§ Exercise requirements: Go through the records below and show every line with the string "title".
*** Opening Given information ***
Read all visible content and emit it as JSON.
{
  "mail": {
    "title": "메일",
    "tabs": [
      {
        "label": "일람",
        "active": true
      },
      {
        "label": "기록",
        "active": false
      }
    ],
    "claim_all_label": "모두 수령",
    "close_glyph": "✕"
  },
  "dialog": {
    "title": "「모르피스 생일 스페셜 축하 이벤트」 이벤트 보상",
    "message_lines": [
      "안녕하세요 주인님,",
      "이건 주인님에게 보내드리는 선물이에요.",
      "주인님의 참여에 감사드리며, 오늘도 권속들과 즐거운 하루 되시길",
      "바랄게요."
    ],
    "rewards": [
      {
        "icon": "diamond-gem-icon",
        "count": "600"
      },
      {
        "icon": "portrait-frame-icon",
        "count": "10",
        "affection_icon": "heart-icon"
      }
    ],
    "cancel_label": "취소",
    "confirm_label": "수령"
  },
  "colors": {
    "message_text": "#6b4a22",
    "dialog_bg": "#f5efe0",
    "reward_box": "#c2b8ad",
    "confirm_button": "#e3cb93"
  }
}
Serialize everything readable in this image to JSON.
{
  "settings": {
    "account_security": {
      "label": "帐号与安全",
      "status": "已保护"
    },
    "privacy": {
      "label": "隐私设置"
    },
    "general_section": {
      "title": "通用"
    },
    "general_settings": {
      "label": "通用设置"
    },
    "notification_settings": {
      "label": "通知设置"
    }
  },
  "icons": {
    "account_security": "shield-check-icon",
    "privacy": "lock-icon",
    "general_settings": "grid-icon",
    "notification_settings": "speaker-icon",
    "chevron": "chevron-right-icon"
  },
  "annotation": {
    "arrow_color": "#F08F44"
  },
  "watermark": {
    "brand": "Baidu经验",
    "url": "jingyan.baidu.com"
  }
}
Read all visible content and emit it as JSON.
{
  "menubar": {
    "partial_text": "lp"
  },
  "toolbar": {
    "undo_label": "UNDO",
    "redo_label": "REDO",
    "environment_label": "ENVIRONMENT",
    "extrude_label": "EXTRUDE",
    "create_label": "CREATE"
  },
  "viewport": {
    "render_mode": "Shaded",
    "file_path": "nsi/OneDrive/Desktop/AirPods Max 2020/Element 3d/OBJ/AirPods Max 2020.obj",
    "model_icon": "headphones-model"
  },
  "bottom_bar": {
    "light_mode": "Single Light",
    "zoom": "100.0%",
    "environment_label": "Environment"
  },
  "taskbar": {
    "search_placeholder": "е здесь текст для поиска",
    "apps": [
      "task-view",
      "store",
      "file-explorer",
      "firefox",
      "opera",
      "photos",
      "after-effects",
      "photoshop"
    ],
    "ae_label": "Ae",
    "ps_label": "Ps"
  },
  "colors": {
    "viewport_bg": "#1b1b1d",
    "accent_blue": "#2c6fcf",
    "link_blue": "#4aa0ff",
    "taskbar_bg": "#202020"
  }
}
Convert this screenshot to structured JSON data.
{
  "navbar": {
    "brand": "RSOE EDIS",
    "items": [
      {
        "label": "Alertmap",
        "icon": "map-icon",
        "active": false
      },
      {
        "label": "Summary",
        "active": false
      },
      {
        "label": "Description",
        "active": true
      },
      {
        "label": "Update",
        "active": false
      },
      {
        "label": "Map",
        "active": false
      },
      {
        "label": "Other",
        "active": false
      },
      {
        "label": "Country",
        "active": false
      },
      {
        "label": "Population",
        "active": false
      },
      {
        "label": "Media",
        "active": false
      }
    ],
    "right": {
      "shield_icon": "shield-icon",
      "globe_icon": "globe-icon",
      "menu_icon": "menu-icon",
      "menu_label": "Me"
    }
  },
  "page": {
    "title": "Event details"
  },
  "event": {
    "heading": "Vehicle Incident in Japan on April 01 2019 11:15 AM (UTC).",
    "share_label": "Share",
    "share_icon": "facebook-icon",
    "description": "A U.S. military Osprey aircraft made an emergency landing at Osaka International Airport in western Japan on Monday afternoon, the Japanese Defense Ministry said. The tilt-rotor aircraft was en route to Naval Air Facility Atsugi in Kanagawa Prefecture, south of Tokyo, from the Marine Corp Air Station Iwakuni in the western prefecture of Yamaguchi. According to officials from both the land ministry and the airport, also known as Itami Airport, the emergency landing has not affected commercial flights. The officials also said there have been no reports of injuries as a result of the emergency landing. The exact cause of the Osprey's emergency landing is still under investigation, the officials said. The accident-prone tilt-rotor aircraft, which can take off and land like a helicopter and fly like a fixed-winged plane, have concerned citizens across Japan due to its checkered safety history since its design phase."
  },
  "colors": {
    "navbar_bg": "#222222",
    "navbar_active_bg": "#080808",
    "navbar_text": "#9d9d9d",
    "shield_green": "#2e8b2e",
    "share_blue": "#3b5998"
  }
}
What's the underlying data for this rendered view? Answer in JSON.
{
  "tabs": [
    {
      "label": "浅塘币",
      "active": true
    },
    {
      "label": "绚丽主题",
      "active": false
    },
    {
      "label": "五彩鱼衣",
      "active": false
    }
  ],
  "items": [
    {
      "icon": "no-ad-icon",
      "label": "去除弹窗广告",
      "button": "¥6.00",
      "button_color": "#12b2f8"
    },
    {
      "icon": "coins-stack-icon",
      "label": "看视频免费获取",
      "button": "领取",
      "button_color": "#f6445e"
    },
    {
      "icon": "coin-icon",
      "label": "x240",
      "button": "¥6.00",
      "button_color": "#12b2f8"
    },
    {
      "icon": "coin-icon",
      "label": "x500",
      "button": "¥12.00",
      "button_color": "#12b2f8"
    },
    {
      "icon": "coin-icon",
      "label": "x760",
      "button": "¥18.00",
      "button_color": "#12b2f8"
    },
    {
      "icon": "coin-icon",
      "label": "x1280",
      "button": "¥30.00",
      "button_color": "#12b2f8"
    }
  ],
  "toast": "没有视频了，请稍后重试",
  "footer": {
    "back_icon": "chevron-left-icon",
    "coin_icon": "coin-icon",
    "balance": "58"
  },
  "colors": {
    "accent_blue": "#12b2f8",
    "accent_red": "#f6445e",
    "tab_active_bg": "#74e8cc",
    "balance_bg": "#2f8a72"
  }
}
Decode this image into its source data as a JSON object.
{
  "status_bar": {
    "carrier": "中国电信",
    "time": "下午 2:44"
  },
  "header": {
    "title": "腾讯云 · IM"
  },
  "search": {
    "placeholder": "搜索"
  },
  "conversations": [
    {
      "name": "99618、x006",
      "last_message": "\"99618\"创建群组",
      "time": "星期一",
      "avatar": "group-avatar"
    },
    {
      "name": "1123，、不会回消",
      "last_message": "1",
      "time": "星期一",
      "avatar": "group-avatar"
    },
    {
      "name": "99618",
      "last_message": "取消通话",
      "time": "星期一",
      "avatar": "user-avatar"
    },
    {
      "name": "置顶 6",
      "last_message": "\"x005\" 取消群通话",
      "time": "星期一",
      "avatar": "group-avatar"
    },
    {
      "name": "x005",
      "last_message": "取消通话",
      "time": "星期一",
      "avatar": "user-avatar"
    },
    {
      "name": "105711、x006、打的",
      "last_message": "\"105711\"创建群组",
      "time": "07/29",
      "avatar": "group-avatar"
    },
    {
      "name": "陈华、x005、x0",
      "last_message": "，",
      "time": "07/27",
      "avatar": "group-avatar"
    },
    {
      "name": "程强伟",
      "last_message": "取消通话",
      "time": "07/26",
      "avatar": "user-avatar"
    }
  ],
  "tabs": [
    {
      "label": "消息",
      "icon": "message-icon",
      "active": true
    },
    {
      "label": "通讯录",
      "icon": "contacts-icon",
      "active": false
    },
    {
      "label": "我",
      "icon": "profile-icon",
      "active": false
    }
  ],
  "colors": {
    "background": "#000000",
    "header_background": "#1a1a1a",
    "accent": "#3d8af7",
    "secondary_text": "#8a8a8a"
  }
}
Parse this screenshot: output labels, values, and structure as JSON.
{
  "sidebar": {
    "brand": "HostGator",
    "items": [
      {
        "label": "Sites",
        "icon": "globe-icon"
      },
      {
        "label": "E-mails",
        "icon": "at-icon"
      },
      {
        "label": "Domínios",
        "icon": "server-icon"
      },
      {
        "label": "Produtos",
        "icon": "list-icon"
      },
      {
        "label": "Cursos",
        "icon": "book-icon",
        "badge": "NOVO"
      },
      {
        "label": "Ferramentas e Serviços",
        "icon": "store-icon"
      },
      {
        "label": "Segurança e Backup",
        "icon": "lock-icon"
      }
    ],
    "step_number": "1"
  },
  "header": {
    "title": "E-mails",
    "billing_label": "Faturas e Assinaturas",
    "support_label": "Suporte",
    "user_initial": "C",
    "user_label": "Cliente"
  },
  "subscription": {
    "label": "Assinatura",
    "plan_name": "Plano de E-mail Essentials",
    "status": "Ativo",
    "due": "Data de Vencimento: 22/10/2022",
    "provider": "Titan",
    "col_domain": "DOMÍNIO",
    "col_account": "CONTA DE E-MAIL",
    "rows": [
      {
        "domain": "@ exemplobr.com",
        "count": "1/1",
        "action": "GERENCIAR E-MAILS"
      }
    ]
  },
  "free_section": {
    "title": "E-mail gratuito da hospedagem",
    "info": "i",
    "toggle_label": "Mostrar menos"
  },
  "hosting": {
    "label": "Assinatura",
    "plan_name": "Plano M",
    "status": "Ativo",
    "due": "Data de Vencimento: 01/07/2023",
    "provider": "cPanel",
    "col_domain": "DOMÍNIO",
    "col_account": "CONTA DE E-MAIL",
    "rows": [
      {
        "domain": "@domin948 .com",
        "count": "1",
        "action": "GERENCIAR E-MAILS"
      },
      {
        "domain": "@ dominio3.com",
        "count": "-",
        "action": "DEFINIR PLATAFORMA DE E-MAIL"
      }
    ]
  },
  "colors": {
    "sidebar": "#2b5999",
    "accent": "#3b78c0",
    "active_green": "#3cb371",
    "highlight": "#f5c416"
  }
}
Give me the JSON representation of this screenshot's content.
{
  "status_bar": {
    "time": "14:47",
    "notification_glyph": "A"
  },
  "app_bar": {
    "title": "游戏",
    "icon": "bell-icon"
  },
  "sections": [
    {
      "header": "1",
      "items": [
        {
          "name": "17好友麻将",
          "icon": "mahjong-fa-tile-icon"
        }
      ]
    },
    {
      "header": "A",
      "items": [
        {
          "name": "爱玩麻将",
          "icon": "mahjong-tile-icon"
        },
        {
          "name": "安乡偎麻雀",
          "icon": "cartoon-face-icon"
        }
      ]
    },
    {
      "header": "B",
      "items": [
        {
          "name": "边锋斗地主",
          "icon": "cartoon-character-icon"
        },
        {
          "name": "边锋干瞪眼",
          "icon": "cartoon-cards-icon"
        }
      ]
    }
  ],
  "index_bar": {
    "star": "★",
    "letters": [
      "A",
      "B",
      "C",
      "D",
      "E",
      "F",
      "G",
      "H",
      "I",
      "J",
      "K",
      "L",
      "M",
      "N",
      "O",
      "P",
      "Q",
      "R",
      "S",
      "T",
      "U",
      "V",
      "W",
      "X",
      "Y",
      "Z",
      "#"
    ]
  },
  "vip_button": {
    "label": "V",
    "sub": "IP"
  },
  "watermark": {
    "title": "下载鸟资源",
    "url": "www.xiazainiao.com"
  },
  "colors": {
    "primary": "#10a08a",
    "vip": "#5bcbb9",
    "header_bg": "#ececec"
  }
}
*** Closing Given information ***
§ Your response:
    "title": "메일",
    "title": "「모르피스 생일 스페셜 축하 이벤트」 이벤트 보상",
      "title": "通用"
    "title": "Event details"
    "title": "腾讯云 · IM"
    "title": "E-mails",
    "title": "E-mail gratuito da hospedagem",
    "title": "游戏",
    "title": "下载鸟资源",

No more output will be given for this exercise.